- How to complete this task:
Lines with the word "carbon": copy all of them from the entries below.

- Data records for software interfaces:
::::::::::

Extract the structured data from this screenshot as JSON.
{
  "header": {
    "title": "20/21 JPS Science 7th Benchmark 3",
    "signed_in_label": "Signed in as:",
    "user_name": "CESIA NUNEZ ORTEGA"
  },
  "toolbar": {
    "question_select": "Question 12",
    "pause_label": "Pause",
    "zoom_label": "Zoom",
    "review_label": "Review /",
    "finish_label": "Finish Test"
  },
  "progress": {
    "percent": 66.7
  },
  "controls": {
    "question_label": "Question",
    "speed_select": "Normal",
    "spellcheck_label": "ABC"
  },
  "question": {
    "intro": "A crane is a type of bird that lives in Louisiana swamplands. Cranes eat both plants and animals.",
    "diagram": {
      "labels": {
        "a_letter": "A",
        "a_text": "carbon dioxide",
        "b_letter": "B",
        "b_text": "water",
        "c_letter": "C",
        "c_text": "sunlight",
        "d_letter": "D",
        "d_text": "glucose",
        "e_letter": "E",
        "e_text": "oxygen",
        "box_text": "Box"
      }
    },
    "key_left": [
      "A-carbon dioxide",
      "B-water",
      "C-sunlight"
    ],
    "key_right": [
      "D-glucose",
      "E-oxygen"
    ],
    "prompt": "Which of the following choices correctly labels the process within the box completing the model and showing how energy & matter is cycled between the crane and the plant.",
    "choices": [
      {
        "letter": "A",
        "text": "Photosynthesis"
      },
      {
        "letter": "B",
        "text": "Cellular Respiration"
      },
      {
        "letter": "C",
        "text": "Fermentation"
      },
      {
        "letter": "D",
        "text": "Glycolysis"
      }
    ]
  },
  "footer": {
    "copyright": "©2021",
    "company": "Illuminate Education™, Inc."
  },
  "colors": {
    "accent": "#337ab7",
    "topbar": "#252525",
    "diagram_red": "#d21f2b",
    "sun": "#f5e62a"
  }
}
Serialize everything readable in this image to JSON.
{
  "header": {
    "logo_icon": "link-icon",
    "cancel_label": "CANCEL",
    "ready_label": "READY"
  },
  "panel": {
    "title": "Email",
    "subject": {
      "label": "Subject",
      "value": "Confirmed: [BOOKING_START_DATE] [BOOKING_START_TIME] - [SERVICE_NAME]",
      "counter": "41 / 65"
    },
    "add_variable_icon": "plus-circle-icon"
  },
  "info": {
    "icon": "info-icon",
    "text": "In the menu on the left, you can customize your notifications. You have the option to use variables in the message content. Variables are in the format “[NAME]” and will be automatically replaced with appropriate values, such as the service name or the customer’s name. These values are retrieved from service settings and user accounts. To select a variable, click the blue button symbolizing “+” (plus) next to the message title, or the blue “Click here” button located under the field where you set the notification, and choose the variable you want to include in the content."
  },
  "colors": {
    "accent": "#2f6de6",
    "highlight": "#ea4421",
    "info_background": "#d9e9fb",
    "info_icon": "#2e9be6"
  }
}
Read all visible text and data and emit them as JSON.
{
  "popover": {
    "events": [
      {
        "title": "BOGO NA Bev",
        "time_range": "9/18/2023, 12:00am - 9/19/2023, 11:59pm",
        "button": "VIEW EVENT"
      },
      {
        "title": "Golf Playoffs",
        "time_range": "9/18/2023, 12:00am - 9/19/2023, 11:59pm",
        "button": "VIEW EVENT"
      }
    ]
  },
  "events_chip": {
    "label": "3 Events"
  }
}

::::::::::

- Output:
        "a_text": "carbon dioxide",
      "A-carbon dioxide",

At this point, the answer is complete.